Our first pilot demonstration with the Ribble Rivers Trust has involved planting some 35,000 trees, erecting 15km of fencing and is inspiring others to overcome practical delivery issues such as managing state aid, liaising with multiple stakeholders, ash-die back, adverse weather/wet-ground conditions and lambing. Three further demonstration pilots are planned for 2013 to 2014 (Figure 3) along with monitoring of river temperature, fish and invertebrate community changes. Keeping Rivers Cool is working at a Water Framework Directive management catchment scale to integrate this measure into future river basin plans.




Bates, B.C., Kundzewicz, Z.W., Wu, S. and Palutikof, J.P., eds.  (2008).

Climate Change and Water. Technical Paper VI of the Intergovernmental Panel on Climate Change, IPCC Secretariat, Geneva, 210 pp. Available at: http://www.ipcc.ch/pdf/technical-papers/climatechange-water-en.pdf


Broadmeadow, S., Jones, J.G., Langford, T.E.L., Shaw, P.J. and Nisbet, T.R. (2010).

The influence of riparian shade on lowland stream water temperatures in southern England and their viability for Brown Trout. River Research Applications.


Caissie, D. (2006).

The thermal regime of rivers: a review. Freshwater Biology 51, 1389-1406.


Clews, E., Durance, I., Vaughan, I.P., and Ormerod, S.J. (2010).

Juvenile salmonid populations in a temperate river system track synoptic trends in climate. Global Change Biology (2010) 16, 3271-3283.


Environment Agency (2012).

A Guide to getting ready for climate change by creating riparian shade. Report by the Environment Agency, 41 pp. Available at: https://brand.environment-agency.gov.uk.

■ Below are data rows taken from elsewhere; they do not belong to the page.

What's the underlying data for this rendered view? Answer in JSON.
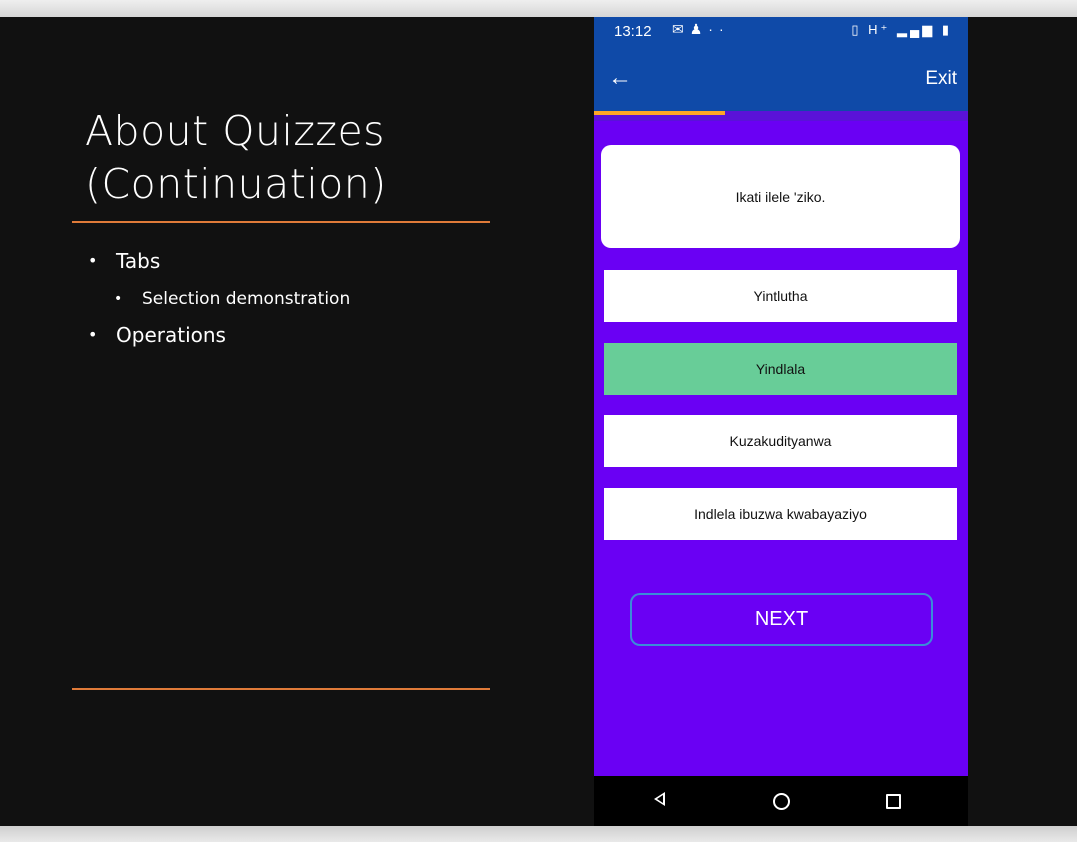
{
  "slide": {
    "title_line1": "About Quizzes",
    "title_line2": "(Continuation)",
    "bullets": {
      "tabs": "Tabs",
      "selection_demo": "Selection demonstration",
      "operations": "Operations"
    }
  },
  "phone": {
    "status_bar": {
      "time": "13:12",
      "network": "H⁺"
    },
    "app_bar": {
      "back_icon": "arrow-left-icon",
      "exit_label": "Exit"
    },
    "progress": 0.35,
    "question": "Ikati ilele 'ziko.",
    "options": [
      {
        "label": "Yintlutha",
        "selected": false
      },
      {
        "label": "Yindlala",
        "selected": true
      },
      {
        "label": "Kuzakudityanwa",
        "selected": false
      },
      {
        "label": "Indlela ibuzwa kwabayaziyo",
        "selected": false
      }
    ],
    "next_label": "NEXT",
    "nav_bar": [
      "back-triangle-icon",
      "home-circle-icon",
      "recents-square-icon"
    ]
  },
  "colors": {
    "slide_bg": "#111111",
    "accent_rule": "#e07b39",
    "app_bar": "#0f4aa8",
    "quiz_bg": "#6a00f4",
    "progress_fill": "#ffa726",
    "selected_option": "#68cd98",
    "next_border": "#3b8cd8"
  }
}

Malcolm, I.A., Soulsby, C., Hannah, D.M., Bacon, P.J., Youngson, A.F.  and Tetzlaff, D. (2008).

The influence of riparian woodland on stream temperature: implications for the performance of juvenile salmonids. Hydrological Processes, 22, 968-979.


Murphy, J.M., Sexton, D.M.H., Jenkins, G.J., Boorman, P.M., Booth, B.B.B., Brown, C.C., Clark, R.T., Collins, M., Harris, G.R., Kendon, E.J., Betts, R.A., Brown, S.J., Howard, T.P., Humphrey, K.A., McCarthy, M.P., McDonald, R.E., Stephens, A., Wallace, C., Warren, R., Wilby, R., and Wood, R. A. (2009).

UK Climate Projections Science Report: Climate change projections. Met Office Hadley Centre, Exeter.


Solomon, D.J. and Lightfoot, G.W. (2010).

Variation in Salmon abundance on the Hampshire Avon – influences of climate throughout the lifecycle. Environment Agency, South West Region.


Woodland Trust (2013).

The Pontbren Project: A farmer-led approach to sustainable land management in the uplands. Report produced by the Woodland Trust in association with Coed Cymru and the Pontbren Farmers’ Group, 19 pp.